Writers: Christopher McQuarrie, Jez Butterworth, John-Henry Butterworth
Cast: Tom Cruise, Emily Blunt, Bill Paxton, Brendan Gleeson
Running time: 113mins
The lowdown: Tom Cruise returns to sci-fi – the genre that gave him hits with Minority Report, War of the Worlds and (arguably) the Mission: Impossibles – for Groundhog Day meets Starship Troopers. Cruise is a cowardly lion who literally becomes a locked-n-loaded tin man, reliving the same day over and over every time he is killed in action battling an invading alien horde. Classic sci-fi movies, computer games and attractive London locations meld for an undemanding Saturday night actioner from the director of The Bourne Identity.
The full verdict: It’s not just Major Cage, Tom Cruise’s venal army PR man, who experiences Edge of Tomorrow related deja-vu. The audience will also have the sensation they’ve seen this before.
Yes, the basic plot, based on Hiroshi Sakurazaka’s Japanese novel All You Need Is Kill, lifts Groundhog Day’s endless day premise.
Yes, the invaders (aptly named Mimics) resemble The Matrix’s robotic killer sentinels and War of the World’s child-faced malevolent ETs.
Yes, Bill Paxton is on hand as a gung-ho sergeant to subvert his most famous role as the jittery Hudson in Aliens. Yes, Emily Blunt’s fearsome warrior (nicknamed The Angel of Verdun and Full Metal Bitch after a decisive battle, but actually christened, er, Rita) has a touch of Ripley and Lara Croft about her. As well as Battle Angel Alita manga fans.

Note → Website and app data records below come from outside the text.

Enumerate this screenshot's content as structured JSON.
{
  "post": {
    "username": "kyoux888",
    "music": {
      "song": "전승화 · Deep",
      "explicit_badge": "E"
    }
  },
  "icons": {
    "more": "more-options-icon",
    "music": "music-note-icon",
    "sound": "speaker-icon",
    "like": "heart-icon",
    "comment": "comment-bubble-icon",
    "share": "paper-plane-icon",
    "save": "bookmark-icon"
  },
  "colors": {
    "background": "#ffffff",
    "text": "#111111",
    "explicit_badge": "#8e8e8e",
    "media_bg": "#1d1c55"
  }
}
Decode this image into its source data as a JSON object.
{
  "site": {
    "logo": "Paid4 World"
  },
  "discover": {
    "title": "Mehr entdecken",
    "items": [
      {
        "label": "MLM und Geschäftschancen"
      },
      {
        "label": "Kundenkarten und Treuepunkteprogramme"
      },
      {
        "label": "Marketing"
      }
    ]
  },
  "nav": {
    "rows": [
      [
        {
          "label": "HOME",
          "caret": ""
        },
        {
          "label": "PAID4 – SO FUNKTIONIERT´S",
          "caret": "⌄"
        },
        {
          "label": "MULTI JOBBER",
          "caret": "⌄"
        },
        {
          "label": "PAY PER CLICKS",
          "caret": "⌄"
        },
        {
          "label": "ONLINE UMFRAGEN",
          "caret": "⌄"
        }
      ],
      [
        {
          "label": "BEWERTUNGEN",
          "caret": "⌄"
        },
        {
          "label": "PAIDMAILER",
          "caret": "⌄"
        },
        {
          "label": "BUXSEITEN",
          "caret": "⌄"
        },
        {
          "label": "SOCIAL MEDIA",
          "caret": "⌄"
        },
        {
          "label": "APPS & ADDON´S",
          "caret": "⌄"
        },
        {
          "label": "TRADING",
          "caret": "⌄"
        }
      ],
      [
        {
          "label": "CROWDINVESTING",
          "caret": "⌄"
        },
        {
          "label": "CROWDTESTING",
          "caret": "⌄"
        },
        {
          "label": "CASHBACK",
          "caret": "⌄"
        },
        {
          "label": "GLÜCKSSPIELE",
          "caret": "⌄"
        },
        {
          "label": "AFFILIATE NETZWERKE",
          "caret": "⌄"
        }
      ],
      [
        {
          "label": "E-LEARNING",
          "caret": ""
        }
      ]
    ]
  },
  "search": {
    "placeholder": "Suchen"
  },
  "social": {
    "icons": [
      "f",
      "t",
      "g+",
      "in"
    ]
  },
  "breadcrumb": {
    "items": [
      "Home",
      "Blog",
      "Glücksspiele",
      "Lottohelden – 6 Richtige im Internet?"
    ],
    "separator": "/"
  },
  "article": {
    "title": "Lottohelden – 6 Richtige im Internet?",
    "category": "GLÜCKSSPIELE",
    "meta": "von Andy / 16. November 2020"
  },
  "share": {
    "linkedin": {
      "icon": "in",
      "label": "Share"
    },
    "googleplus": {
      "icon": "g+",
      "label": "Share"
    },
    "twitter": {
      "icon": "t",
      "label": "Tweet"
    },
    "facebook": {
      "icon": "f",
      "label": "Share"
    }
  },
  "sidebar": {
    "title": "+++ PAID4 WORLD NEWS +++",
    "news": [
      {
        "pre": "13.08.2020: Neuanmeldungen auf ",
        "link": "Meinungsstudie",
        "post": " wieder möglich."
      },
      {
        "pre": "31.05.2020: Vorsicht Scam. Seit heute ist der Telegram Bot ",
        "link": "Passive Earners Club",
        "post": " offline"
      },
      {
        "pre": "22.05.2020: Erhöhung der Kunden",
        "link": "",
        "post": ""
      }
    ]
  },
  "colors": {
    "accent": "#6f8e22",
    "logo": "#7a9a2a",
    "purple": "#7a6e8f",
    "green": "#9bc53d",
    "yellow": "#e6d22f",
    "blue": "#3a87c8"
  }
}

Beyond this though is the sense all involved are reaching for past glories.
Director Doug Liman has never bested Go and The Bourne Identity. So, Edge of Tomorrow repeats the former’s tricksy time-shifting plot and the latter’s bewildered hero and clued-up heroine structure, with set-pieces in both government buildings and rural farmhouses.
Cruise’s Oblivion unfairly flopped and Edge of Tomorrow has the feel of ballistic do-over. English female co-star? Check. Female character who unlocks the central mystery? Check. SPOILER ALERT – leading man who lives again and again? Check.
Hell, even Emily Blunt’s best movie is the superior time-travel thriller Looper.
So far, so redundant. But while not possessing a single original cell in its creative DNA, Edge of Tomorrow is explosive good fun. Lean, muscular and with a narrative momentum many a bloated teen-fantasy adaptation could learn from, this is a movie that never forgets its primary mission is to entertain.
Sakurazaka is a games programmer and anyone who has repeatedly perished and been resurrected in Call of Duty’s digital combat zones, making inch slow progress with each fresh attempt, will wince with sympathy at Cage’s plight.
And with Groundhog Day so much part of the cultural lexicon, Liman and writers including The Usual Suspects’ Christopher McQuarrie make good sport playing games with audience expectations of just how much Cage does or doesn’t know at any given time.
Plus, as with the shadow-seeing rodent movie, this refrains from revealing just how long Cage has been reliving the same day over and over. Even if it has to explain why it’s happening.
Cruise and Blunt make for a winning warrior couple, throwing their all into stunningly well-realised, looped beach invasion of France that unsurprisingly mirrors Saving Private Ryan with Avatar hardware.
Give these two a Jack Reacher style thriller to really get their acting chops around quick.
Fast and furious then (there are two car chases), but Cruise should really look toward tomorrow rather than reliving his yesterdays.